Figure 2-21.Branched waveguide duplexer.
Maximum use of the received signals is ensured by an atr tube. The transmitted pulse travels from
the magnetron to the atr branch where part of the energy is diverted into the gap. A slot (S) is placed
across the waveguide one-half wavelength from the main guide, and passes the rf energy through it and
into the cavity. The cavity builds up the electric field that breaks down the gap, detunes the cavity, and, as
a result, effectively closes the slot. One-half wavelength away, this action effectively closes the entrance
to the atr branch and limits the amount of energy entering the atr branch to a small value.
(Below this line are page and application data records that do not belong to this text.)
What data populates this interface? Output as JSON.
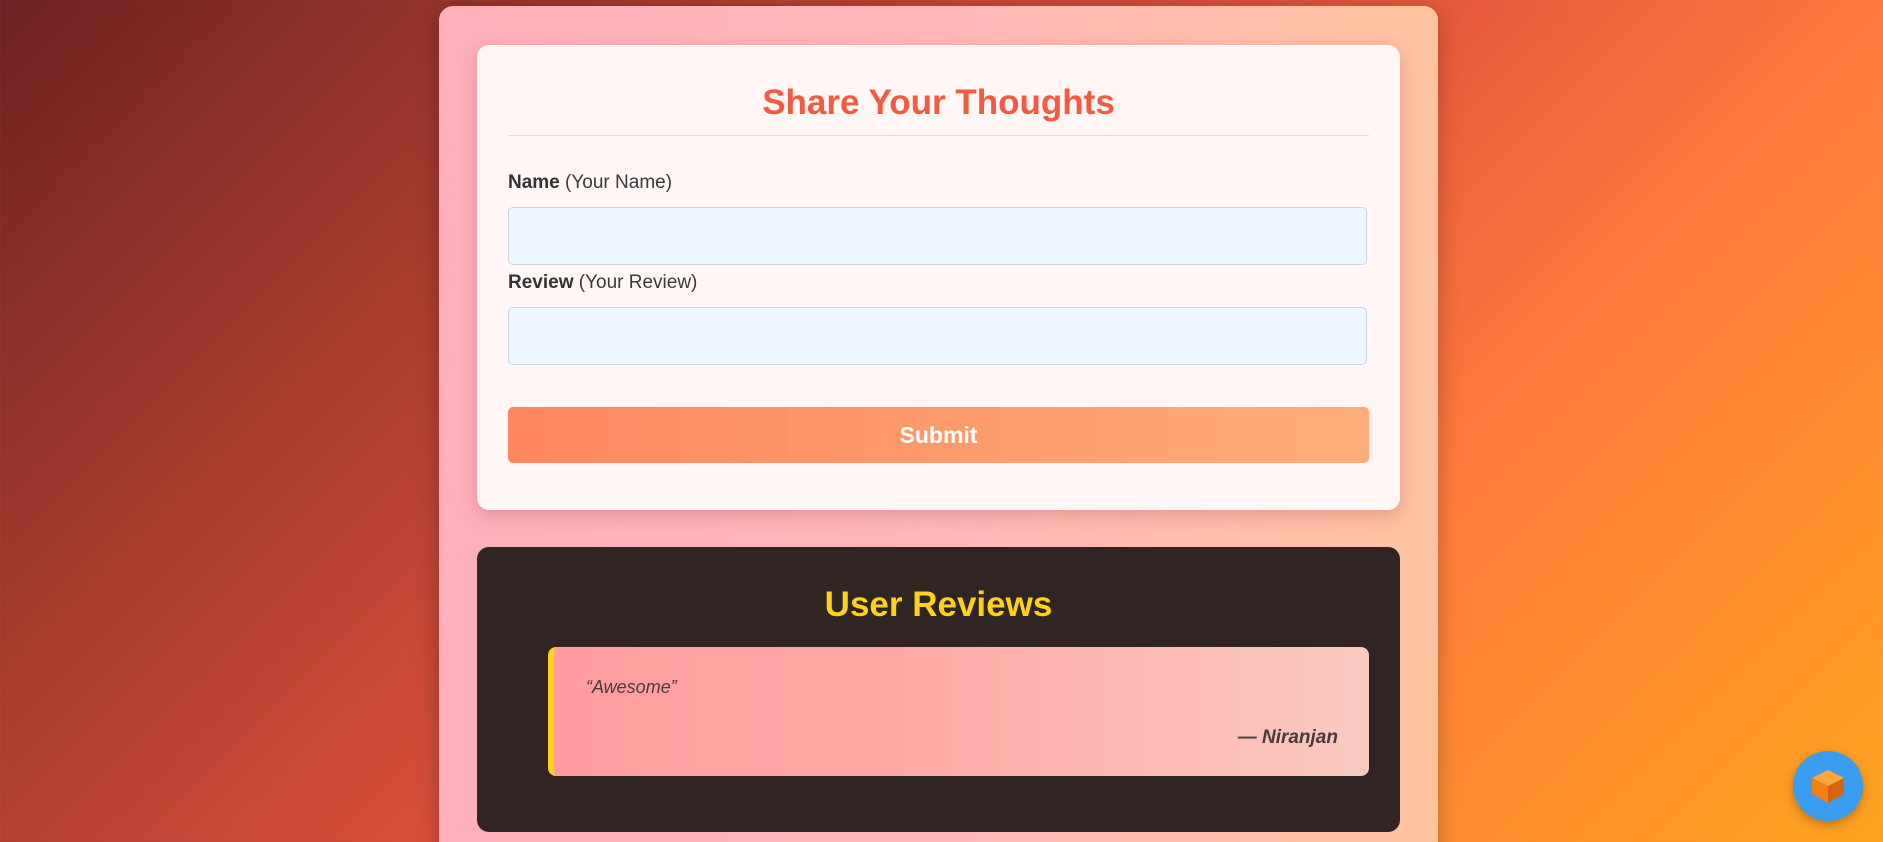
{
  "form": {
    "title": "Share Your Thoughts",
    "name_label_bold": "Name",
    "name_label_hint": "(Your Name)",
    "name_value": "",
    "review_label_bold": "Review",
    "review_label_hint": "(Your Review)",
    "review_value": "",
    "submit_label": "Submit"
  },
  "reviews": {
    "title": "User Reviews",
    "items": [
      {
        "text": "“Awesome”",
        "author": "— Niranjan"
      }
    ]
  },
  "fab": {
    "icon": "cube-icon"
  },
  "colors": {
    "form_title": "#f25b42",
    "reviews_title": "#ffd21a",
    "fab": "#3b9df0"
  }
}
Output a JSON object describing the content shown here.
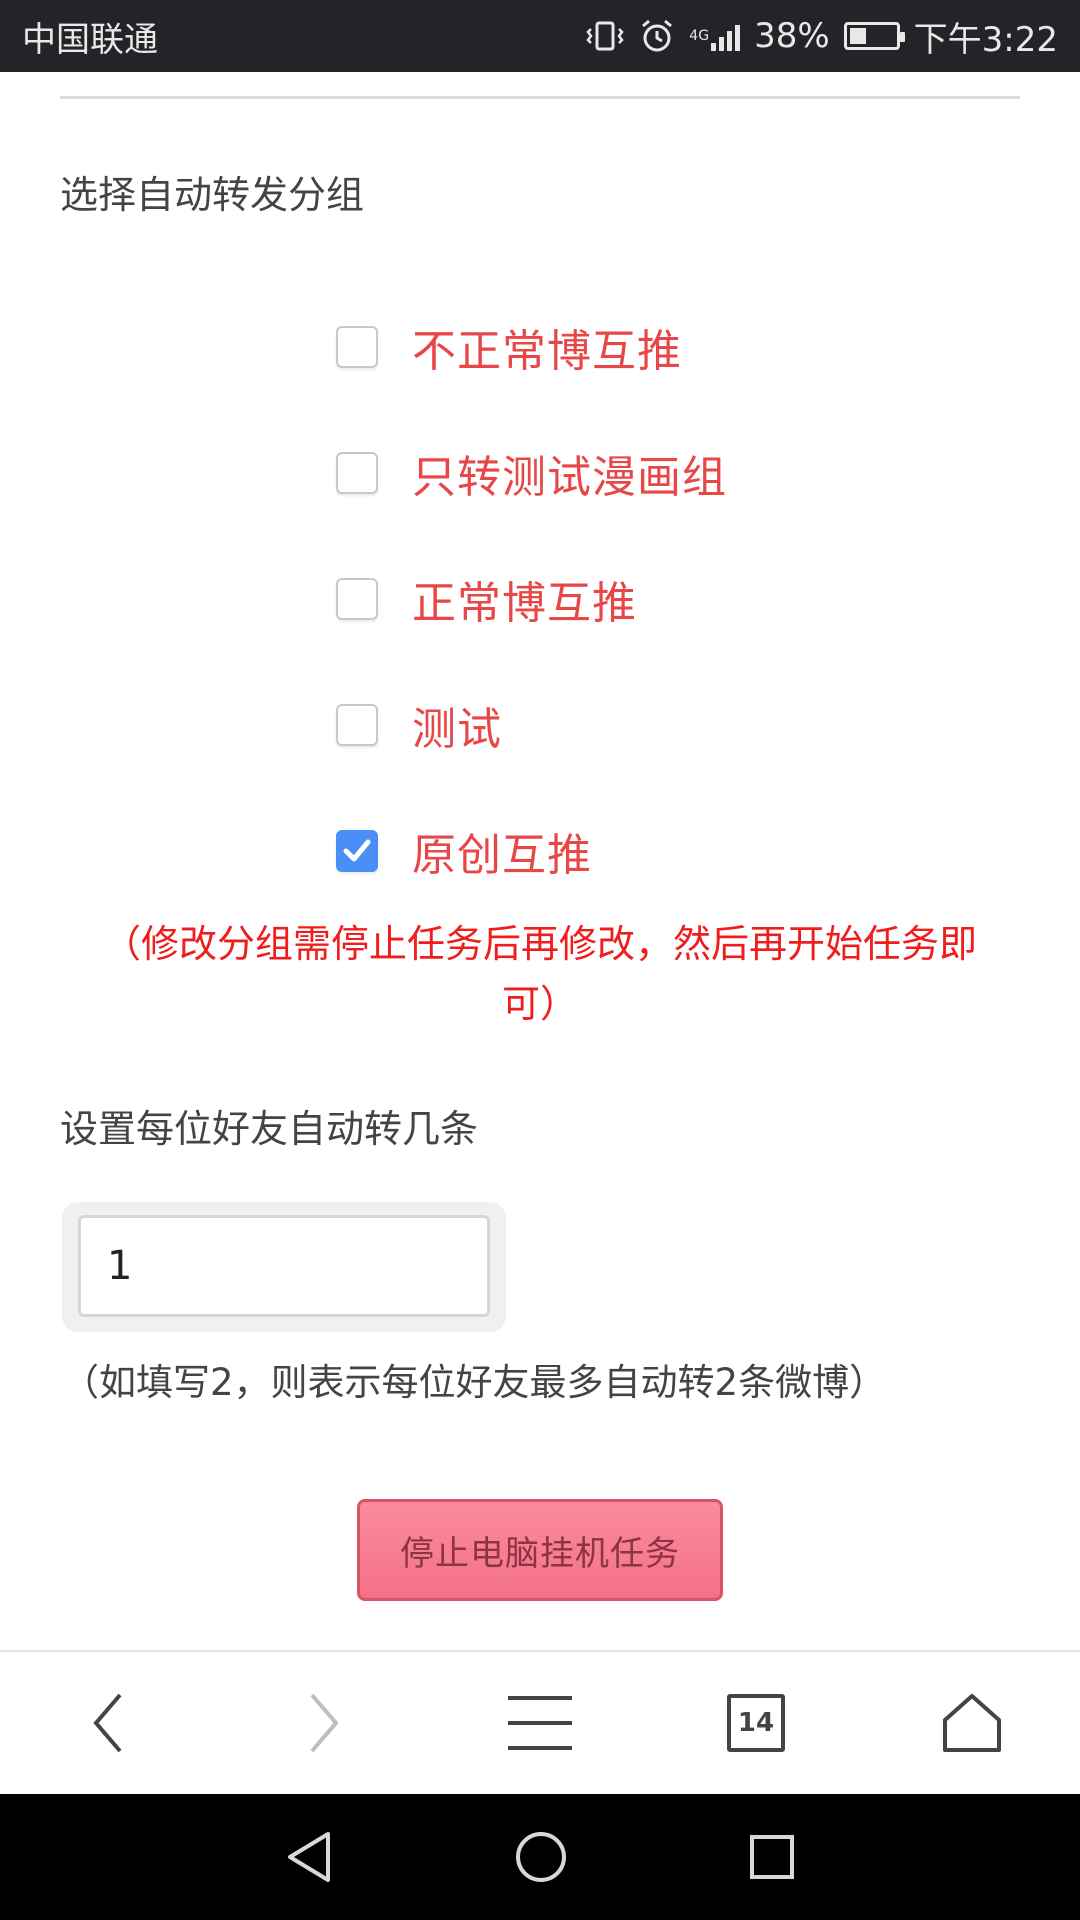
{
  "status_bar": {
    "carrier": "中国联通",
    "network": "4G",
    "battery": "38%",
    "battery_level": 0.38,
    "time": "下午3:22"
  },
  "groups_section": {
    "label": "选择自动转发分组",
    "items": [
      {
        "label": "不正常博互推",
        "checked": false
      },
      {
        "label": "只转测试漫画组",
        "checked": false
      },
      {
        "label": "正常博互推",
        "checked": false
      },
      {
        "label": "测试",
        "checked": false
      },
      {
        "label": "原创互推",
        "checked": true
      }
    ],
    "warning": "（修改分组需停止任务后再修改，然后再开始任务即可）"
  },
  "count_section": {
    "label": "设置每位好友自动转几条",
    "value": "1",
    "hint": "（如填写2，则表示每位好友最多自动转2条微博）"
  },
  "actions": {
    "stop_label": "停止电脑挂机任务"
  },
  "browser_bar": {
    "tab_count": "14"
  },
  "colors": {
    "group_label": "#e74747",
    "warning": "#f01d1d",
    "checkbox_checked": "#4a8ef7",
    "stop_button": "#f57186"
  }
}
Most of the energy is, therefore, directed down the guide to the antenna. Upon reaching the receiver
branch, the same effect is produced by the tr tube in the receiver line. Because the energy entering both
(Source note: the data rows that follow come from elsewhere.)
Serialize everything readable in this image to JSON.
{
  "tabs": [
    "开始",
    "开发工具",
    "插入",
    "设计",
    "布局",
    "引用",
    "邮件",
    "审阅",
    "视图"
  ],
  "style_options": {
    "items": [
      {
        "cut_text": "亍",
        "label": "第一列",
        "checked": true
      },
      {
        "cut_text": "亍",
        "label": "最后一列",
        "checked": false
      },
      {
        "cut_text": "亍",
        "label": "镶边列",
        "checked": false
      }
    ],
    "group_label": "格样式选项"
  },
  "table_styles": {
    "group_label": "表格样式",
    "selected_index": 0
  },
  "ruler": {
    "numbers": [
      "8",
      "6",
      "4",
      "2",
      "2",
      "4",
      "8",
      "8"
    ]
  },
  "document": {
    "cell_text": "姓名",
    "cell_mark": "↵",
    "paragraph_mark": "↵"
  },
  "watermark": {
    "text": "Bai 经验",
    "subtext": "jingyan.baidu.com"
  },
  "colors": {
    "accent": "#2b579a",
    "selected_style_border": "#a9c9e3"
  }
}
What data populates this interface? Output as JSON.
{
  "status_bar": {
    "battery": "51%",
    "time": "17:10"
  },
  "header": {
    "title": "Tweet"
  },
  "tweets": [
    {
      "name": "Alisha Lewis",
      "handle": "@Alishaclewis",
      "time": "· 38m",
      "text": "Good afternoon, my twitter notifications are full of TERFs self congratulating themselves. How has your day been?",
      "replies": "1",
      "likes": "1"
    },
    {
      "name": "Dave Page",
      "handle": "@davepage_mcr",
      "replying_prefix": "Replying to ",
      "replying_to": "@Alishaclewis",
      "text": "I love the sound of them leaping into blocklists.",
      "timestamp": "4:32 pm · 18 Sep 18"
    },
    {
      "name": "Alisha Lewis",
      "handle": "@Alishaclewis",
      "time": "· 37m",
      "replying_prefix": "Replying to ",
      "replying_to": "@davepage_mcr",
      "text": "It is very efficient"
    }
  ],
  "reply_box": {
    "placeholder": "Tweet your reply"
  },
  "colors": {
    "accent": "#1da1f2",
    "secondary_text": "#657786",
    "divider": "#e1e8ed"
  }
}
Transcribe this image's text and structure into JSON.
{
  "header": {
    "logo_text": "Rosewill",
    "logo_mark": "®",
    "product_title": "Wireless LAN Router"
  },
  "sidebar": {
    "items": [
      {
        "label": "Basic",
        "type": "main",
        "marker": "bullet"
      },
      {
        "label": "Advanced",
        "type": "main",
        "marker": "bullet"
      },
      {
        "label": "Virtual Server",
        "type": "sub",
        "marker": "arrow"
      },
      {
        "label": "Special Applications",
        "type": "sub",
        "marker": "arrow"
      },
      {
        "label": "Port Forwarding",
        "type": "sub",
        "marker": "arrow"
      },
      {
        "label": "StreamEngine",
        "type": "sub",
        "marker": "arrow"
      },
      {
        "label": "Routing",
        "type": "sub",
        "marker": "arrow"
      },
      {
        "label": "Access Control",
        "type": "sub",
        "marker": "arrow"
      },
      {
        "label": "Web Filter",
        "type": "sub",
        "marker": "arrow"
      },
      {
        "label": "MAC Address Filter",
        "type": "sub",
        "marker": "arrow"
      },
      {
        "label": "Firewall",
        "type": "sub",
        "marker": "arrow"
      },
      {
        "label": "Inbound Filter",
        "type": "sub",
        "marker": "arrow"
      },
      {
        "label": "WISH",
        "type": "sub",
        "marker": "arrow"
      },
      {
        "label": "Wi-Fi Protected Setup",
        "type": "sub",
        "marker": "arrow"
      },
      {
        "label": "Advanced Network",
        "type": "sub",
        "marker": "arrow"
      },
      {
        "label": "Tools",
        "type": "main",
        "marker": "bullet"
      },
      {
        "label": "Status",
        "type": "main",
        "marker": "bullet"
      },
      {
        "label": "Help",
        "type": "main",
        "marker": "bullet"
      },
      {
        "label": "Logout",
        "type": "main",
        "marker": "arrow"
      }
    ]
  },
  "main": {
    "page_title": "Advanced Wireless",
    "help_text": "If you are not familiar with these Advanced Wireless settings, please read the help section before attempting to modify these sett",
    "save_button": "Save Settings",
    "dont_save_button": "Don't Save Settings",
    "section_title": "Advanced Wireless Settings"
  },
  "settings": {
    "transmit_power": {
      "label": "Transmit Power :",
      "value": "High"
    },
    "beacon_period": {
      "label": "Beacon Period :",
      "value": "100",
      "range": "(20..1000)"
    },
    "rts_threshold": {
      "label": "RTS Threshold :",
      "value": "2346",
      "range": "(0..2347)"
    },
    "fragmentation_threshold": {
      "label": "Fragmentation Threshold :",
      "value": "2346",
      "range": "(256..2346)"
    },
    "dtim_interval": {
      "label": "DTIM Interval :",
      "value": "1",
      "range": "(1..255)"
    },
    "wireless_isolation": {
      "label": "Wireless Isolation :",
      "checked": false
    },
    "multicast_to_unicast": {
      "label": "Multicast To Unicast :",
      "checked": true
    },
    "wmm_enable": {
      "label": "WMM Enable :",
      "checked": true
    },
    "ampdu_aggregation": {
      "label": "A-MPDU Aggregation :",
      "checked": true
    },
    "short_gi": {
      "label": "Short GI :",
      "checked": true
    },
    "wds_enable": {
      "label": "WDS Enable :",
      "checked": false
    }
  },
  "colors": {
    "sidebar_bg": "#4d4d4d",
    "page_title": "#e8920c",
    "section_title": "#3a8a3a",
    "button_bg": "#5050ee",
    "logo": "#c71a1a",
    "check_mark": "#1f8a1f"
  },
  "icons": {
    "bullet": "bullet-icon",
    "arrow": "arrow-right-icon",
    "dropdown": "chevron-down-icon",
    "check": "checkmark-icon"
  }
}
openings is effectively limited by the gaps, maximum energy is transferred between the magnetron and
During the resting time, the atr spark gap is not broken down by the received signals. The received
signal sets up standing waves within the cavity that cause it to resonate. At resonance, the low impedance
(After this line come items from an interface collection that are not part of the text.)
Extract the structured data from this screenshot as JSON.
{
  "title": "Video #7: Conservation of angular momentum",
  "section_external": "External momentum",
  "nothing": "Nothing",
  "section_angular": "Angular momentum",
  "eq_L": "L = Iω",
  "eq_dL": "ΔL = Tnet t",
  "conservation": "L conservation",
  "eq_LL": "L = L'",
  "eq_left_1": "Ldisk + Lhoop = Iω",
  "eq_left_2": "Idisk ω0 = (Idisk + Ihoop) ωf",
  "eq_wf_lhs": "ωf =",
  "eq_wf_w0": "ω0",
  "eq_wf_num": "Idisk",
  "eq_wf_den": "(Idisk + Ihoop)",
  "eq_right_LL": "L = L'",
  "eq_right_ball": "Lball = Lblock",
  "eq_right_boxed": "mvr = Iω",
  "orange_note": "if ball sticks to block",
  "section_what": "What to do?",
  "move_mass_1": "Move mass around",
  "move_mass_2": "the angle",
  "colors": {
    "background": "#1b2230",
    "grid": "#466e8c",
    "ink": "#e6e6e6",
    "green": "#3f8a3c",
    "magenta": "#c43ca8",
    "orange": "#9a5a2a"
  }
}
of the atr cavity is reflected as a high impedance at the entrance to the transmitter waveguide (three-
quarter wavelength away). This ensures that the maximum received signal will enter the receiver branch.
Hybrid Ring Duplexer
The HYBRID RING is used as a duplexer in high-power radar systems. It is very effective in
isolating the receiver during transmission. A simplified version of the hybrid-ring duplexer is shown in
views A and B of figure 2-22. The operation of the duplexer, in terms of the E field distribution during
transmission and reception, is illustrated in views C and D. The H lines, though present, have been
omitted to simplify the explanation.